Gershon started out asking a class about the rules of dating which turned into a bigger and more fun research topic… “What do you think counts as a bad breakup?” Results showed that mediated breakups are the result of a handful of relationships–that is breakups via text message and popular social media websites such as Facebook. What is wrong with this…it matters. “People’s ideas about the medium shape the ways that medium will deliver a message. No matter what is actually said, the medium becomes part of what is being communicated.” This is where media ideologies come into the picture. What people think about the media is used to shape the way one uses media.

Media ideologies can be described with Bolter and Grusin’s term “remediation.” Calling someone on a cell phone can be linked to writing and e-mail to that person or using instant message to get a hold of someone. These ideologies also revolve around the idea that the structure of technology shapes the ways one can use to communicate. In my opinion a 160-character limit is not acceptable when trying to explain what needs to be said in a respectful and mature manor.

It is said that society doesn’t concoct their media ideologies on their own. People develop their opinions and beliefs about certain media through idioms of practice–meaning people influence each other upon figuring out uses of the media along with obtaining advice and sharing stories with each other throughout the media. It is said that these idioms are formed because technologies, especially newer technologies, present a sense of social and technical issues. For instance, you’re at a bar and in a fight with your significant other and you ask your friend for advice upon what to say and when you should send that angry text thus coming to a consensus by observation and communication with other people.

In this book, Gershon lays out a map for understanding how “the newness of new media is socially constructed by looking at the moments when communication is most fraught and when etiquette, perhaps, is most needed.” The focus about mediated breakups presents information about people’s media ideologies and how people experience these certain medias as new.
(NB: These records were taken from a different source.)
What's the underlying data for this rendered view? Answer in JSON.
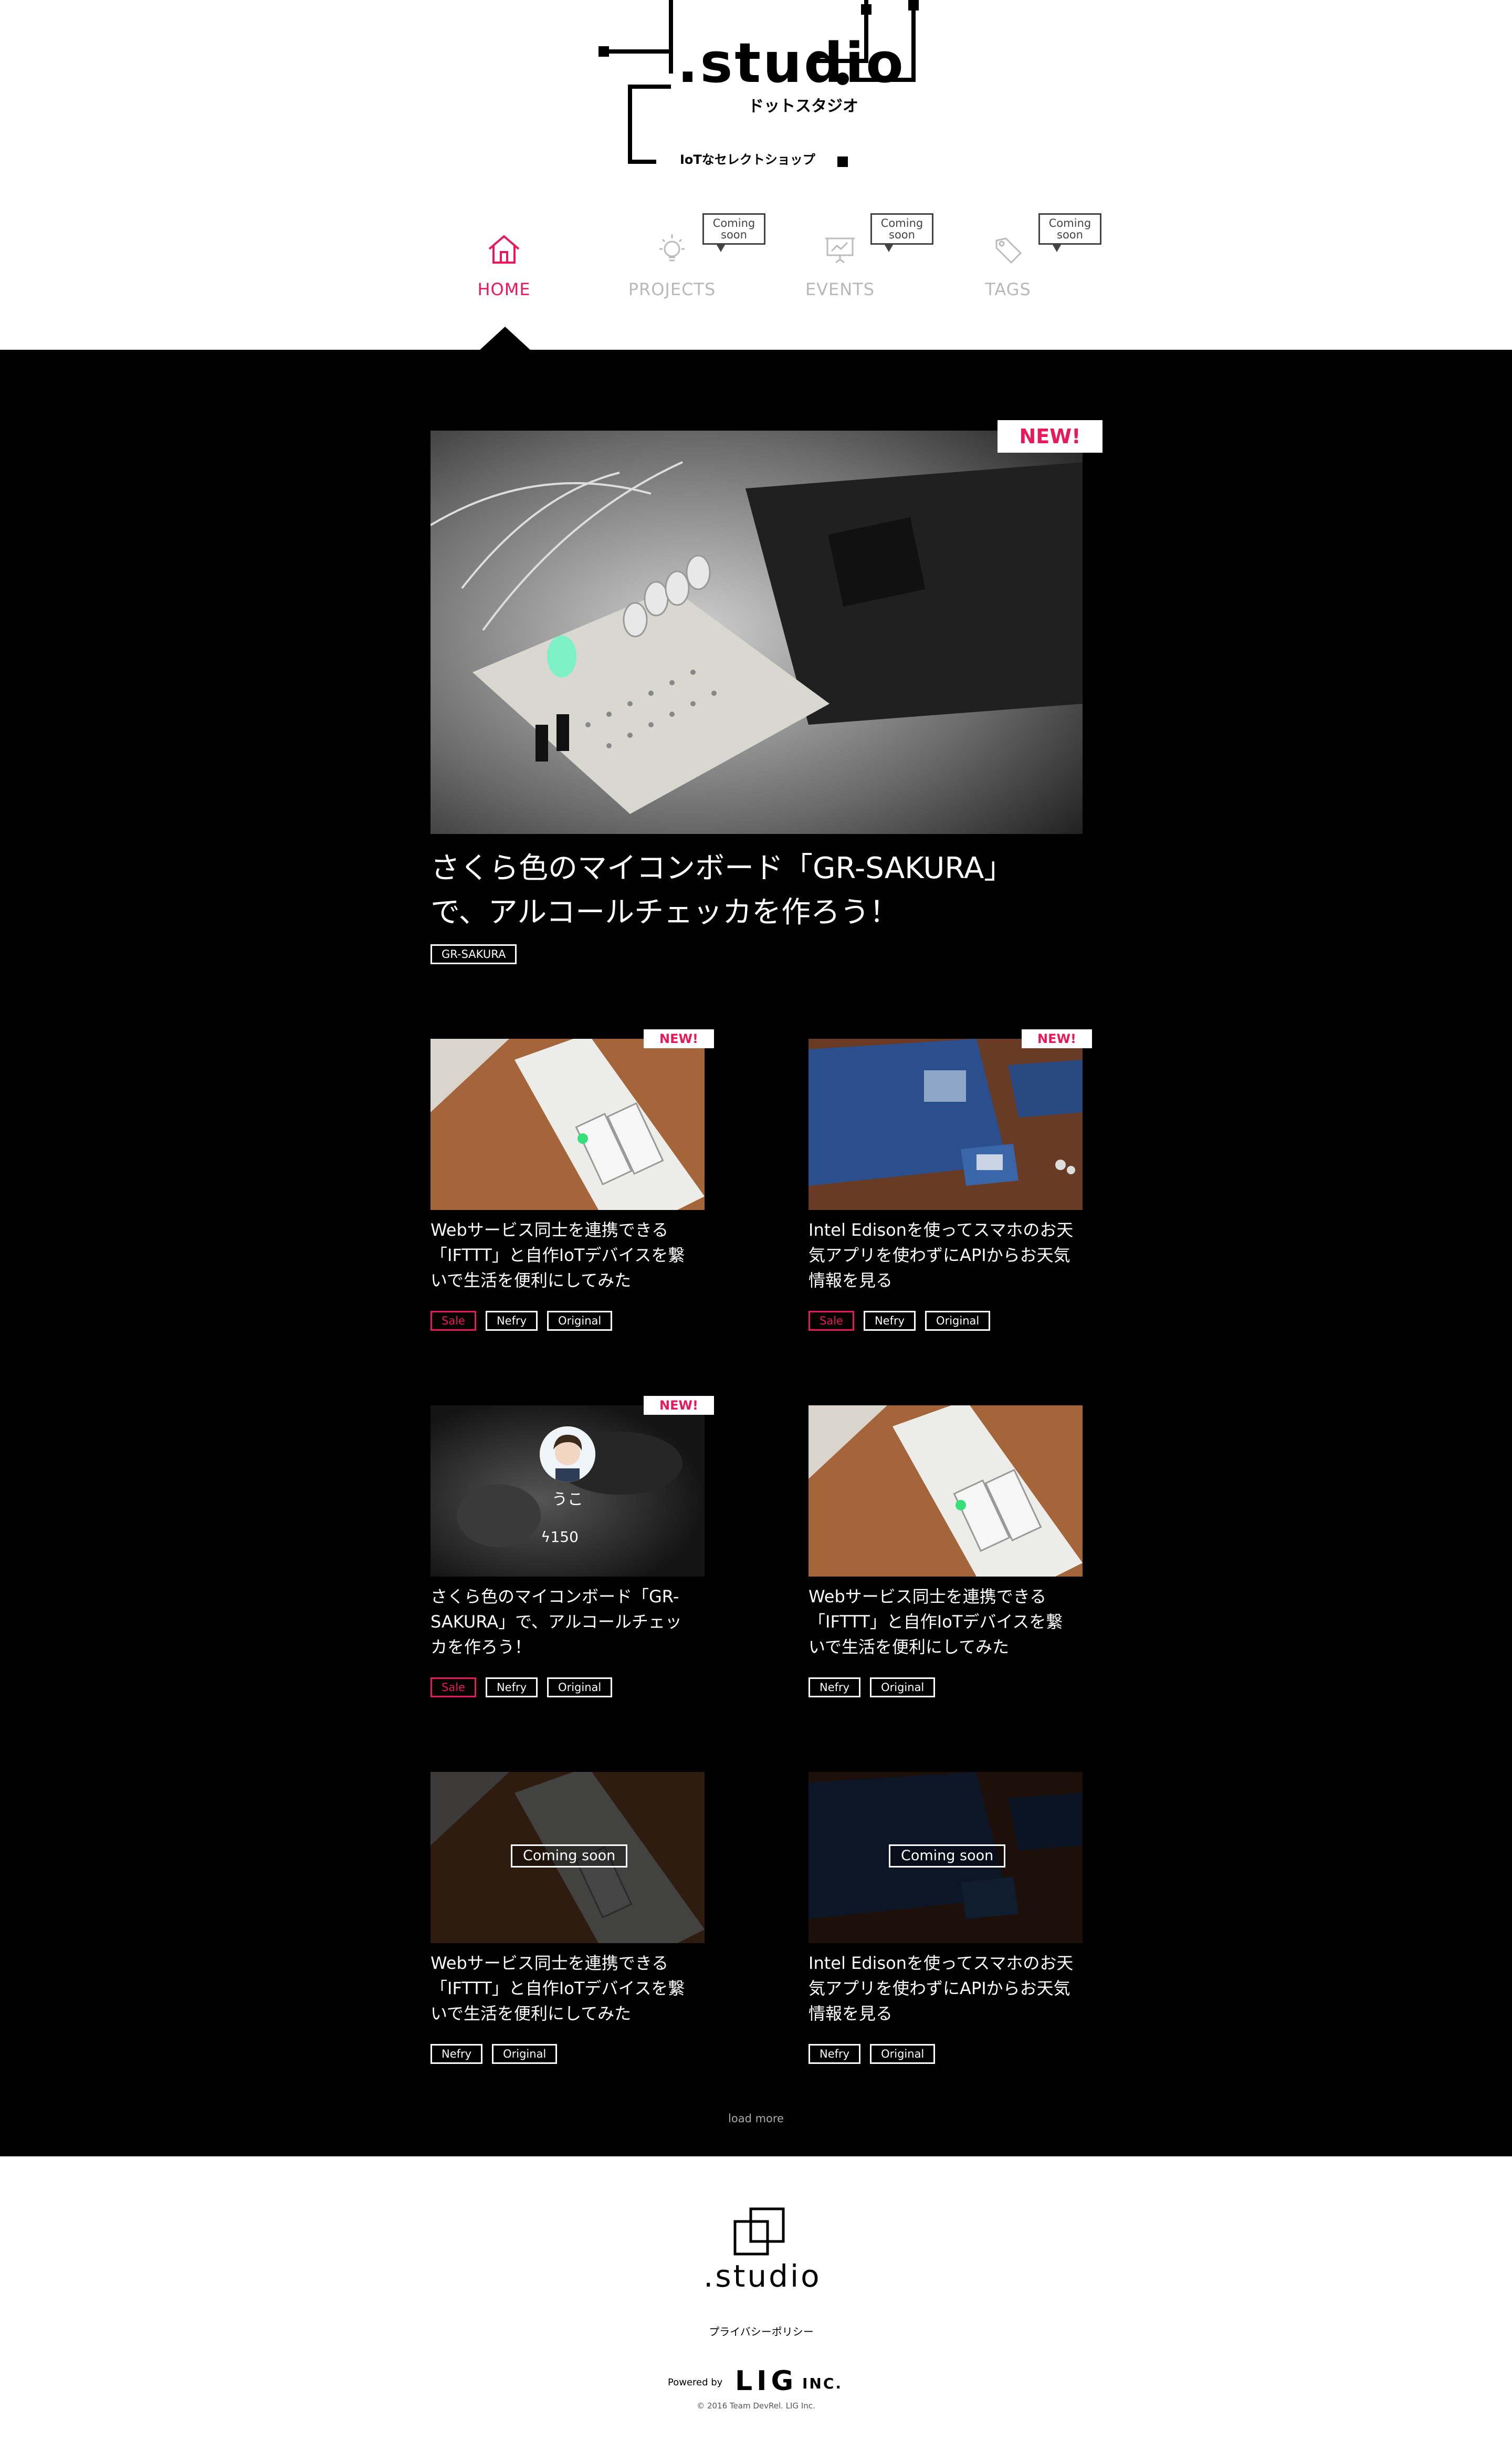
{
  "header": {
    "logo_word": ".studio",
    "logo_kana": "ドットスタジオ",
    "logo_sub": "IoTなセレクトショップ"
  },
  "nav": {
    "items": [
      {
        "label": "HOME",
        "icon": "home-icon",
        "active": true
      },
      {
        "label": "PROJECTS",
        "icon": "lightbulb-icon",
        "badge": "Coming soon"
      },
      {
        "label": "EVENTS",
        "icon": "presentation-icon",
        "badge": "Coming soon"
      },
      {
        "label": "TAGS",
        "icon": "tag-icon",
        "badge": "Coming soon"
      }
    ]
  },
  "colors": {
    "accent": "#e8185b",
    "main_bg": "#000000"
  },
  "featured": {
    "badge": "NEW!",
    "title_line1": "さくら色のマイコンボード「GR-SAKURA」",
    "title_line2": "で、アルコールチェッカを作ろう！",
    "tag": "GR-SAKURA"
  },
  "cards": [
    {
      "badge": "NEW!",
      "title": [
        "Webサービス同士を連携できる",
        "「IFTTT」と自作IoTデバイスを繋",
        "いで生活を便利にしてみた"
      ],
      "tags": [
        "Sale",
        "Nefry",
        "Original"
      ]
    },
    {
      "badge": "NEW!",
      "title": [
        "Intel Edisonを使ってスマホのお天",
        "気アプリを使わずにAPIからお天気",
        "情報を見る"
      ],
      "tags": [
        "Sale",
        "Nefry",
        "Original"
      ]
    },
    {
      "badge": "NEW!",
      "author": "うこ",
      "likes": "150",
      "title": [
        "さくら色のマイコンボード「GR-",
        "SAKURA」で、アルコールチェッ",
        "カを作ろう！"
      ],
      "tags": [
        "Sale",
        "Nefry",
        "Original"
      ]
    },
    {
      "title": [
        "Webサービス同士を連携できる",
        "「IFTTT」と自作IoTデバイスを繋",
        "いで生活を便利にしてみた"
      ],
      "tags": [
        "Nefry",
        "Original"
      ]
    },
    {
      "coming": "Coming soon",
      "title": [
        "Webサービス同士を連携できる",
        "「IFTTT」と自作IoTデバイスを繋",
        "いで生活を便利にしてみた"
      ],
      "tags": [
        "Nefry",
        "Original"
      ]
    },
    {
      "coming": "Coming soon",
      "title": [
        "Intel Edisonを使ってスマホのお天",
        "気アプリを使わずにAPIからお天気",
        "情報を見る"
      ],
      "tags": [
        "Nefry",
        "Original"
      ]
    }
  ],
  "load_more": "load more",
  "footer": {
    "logo": ".studio",
    "privacy": "プライバシーポリシー",
    "powered": "Powered by",
    "lig": "LIG",
    "inc": "INC.",
    "copyright": "© 2016 Team DevRel. LIG Inc."
  }
}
These mediated breakups are “used as a starting point for understanding how people think about and use different media.”



Pandora internet radio is a good example of remediation of media because it uses the idea of the traditional radio but changes it into a more personal experience. Pandora still will play set stations of music with commercials but now it allows you the opportunity to create your own stations with artists you want to hear. It has not taken over radio entirely but it has changed it into a new form to make it better which makes it a remediation of radio.

In this article Bolter is trying to argue that remediation is a defining characteristic of the new digital media. He has good points when he says that an encclopedia on disc is not the same as a printed encyclopedia. They still call it an encyclopedia so that you know what it is and they try to make the computer have seamless interuption of your access to this dictionary. It makes it easier for you to use it and they call it a better way because you can do searches quicker. He also has a good point when he talks about the electronic behavior control systems takes old movie clips and inserts them into something that takes them way out of context, and therefor makes us more aware of the original clip and the new clip. Gives us a sense of knowing what the old media is so that we can critique the new one.

I also like how he critiques media theorist Steven Holtzman who talks about how the process of remediation will be left behind in the future, but Bolter disagrees with him  because he knows that media change cannot be significant enough to not be able to be compared to the past devices like this, and even if it does happen then they will be compared to their first generation of the product again down the line which is another form of remediation. This means that remediation is a constant process and that it wont be left behind at least in the foreseen future. He also restates at the end that re-purposing as remediation is both what is “unique to digital worlds” and what denies the possibility of that uniqueness. An interesting statement that shows we will always be comparing uniqueness of objects to other objects from the past that had the same uniqueness at one point.